The Mule is based on the real life drug runner Leo Sharp, and the article Sam Dolnick wrote about this aged runner. Eastwood directs, and makes his first screen appearance since Trouble With The Curve in 2012. The scenario comes from Nick Schenck, who also wrote Gran Torino for Eastwood. The Mule is an entertaining look at a man who comes to understand that money can help in certain areas, but that pursuit had hurt his family bonds. The same person who could be pleasant to fellow flower growers failed to put that same sort of effort into the people closest to him. Like many a man of his generation expected to be a family's main provider, Earl thought that his newfound wealth might make a difference. That proved to be true only to a small extent. This film, unlike Gran Torino, doesn't have an emotional impact until the concluding portions.

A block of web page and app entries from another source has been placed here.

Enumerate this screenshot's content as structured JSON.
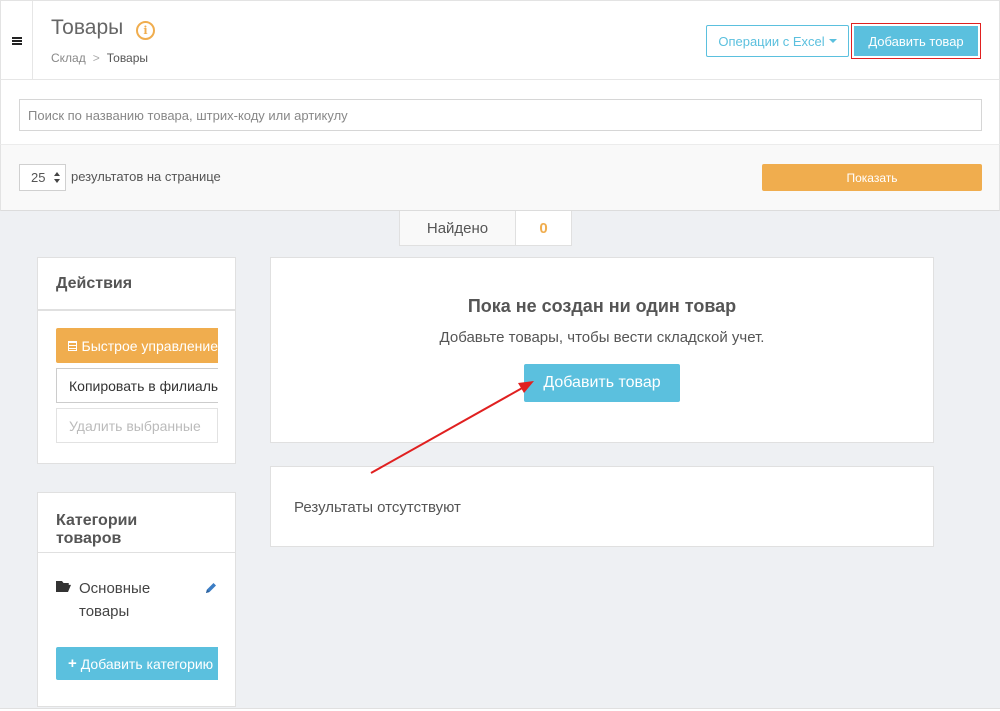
{
  "header": {
    "title": "Товары",
    "breadcrumb": {
      "parent": "Склад",
      "current": "Товары"
    },
    "excel_button": "Операции с Excel",
    "add_button": "Добавить товар"
  },
  "search": {
    "placeholder": "Поиск по названию товара, штрих-коду или артикулу"
  },
  "filters": {
    "per_page": "25",
    "per_page_label": "результатов на странице",
    "show_button": "Показать"
  },
  "found": {
    "label": "Найдено",
    "count": "0"
  },
  "actions": {
    "title": "Действия",
    "quick_button": "Быстрое управление",
    "copy_button": "Копировать в филиалы",
    "delete_button": "Удалить выбранные"
  },
  "categories": {
    "title": "Категории товаров",
    "items": [
      {
        "name": "Основные товары"
      }
    ],
    "add_button": "Добавить категорию"
  },
  "empty_state": {
    "title": "Пока не создан ни один товар",
    "subtitle": "Добавьте товары, чтобы вести складской учет.",
    "button": "Добавить товар"
  },
  "results": {
    "text": "Результаты отсутствуют"
  },
  "colors": {
    "accent_blue": "#5bc0de",
    "accent_orange": "#f0ad4e",
    "highlight_red": "#e02020"
  }
}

This film also lacks the characterization of Gran Torino, and the conflicting attitudes of the cartel toward Earl don't make sense, since Earl does his runs on time and without attracting attention.
Still, Eastwood is the one working director who knows himself the best. His portrayal of Earl shows flashes of the familiar Eastwood screen persona. Earl may be a little more personable than most of his characters, but the Korean War veteran also shows a toughness and a directness comparable to his famed Dirty Harry character. Those traits are shown to humorous effect in his encounter with a pack of lady bikers. He also shows a more sentimental and dramatic side in his scenes with Wiest. Garcia is solid as Laton, a boss who believes in rewarding good work as he sets up an appreciative Earl with company when Earl attends a party at his Mexican estate. Wiest is also enjoyable as Mary, who starts to see the man she first met and married. Cooper, Pena, and Fishburne are also good in smaller roles.
The Mule gives viewers the now rare opportunity to see Clint Eastwood on the screen. He may be far beyond the days of his westerns and police movies, but he makes his returns to the screen count in a meaningful way to his fans and prospective viewers. The Mule is not only a picture about a man lamenting his decisions regarding family, but it also speaks to economic conditions that cause men like Earl Stone to take risks to make ends meet. It's been said that the business of America is business, but that belief can make the relationship between business and consumer too impersonal. I don't condone Earl Stone's worst decisions, but this movie suggests that condemnation of a man who has made such choices is just as wrong. He should never have been in a spot where he became so desperate.
On a scale of zero to four stars, I give The Mule three stars. Eastwood shows he's still kicking.
The Mule trailer
© 2018 Pat Mills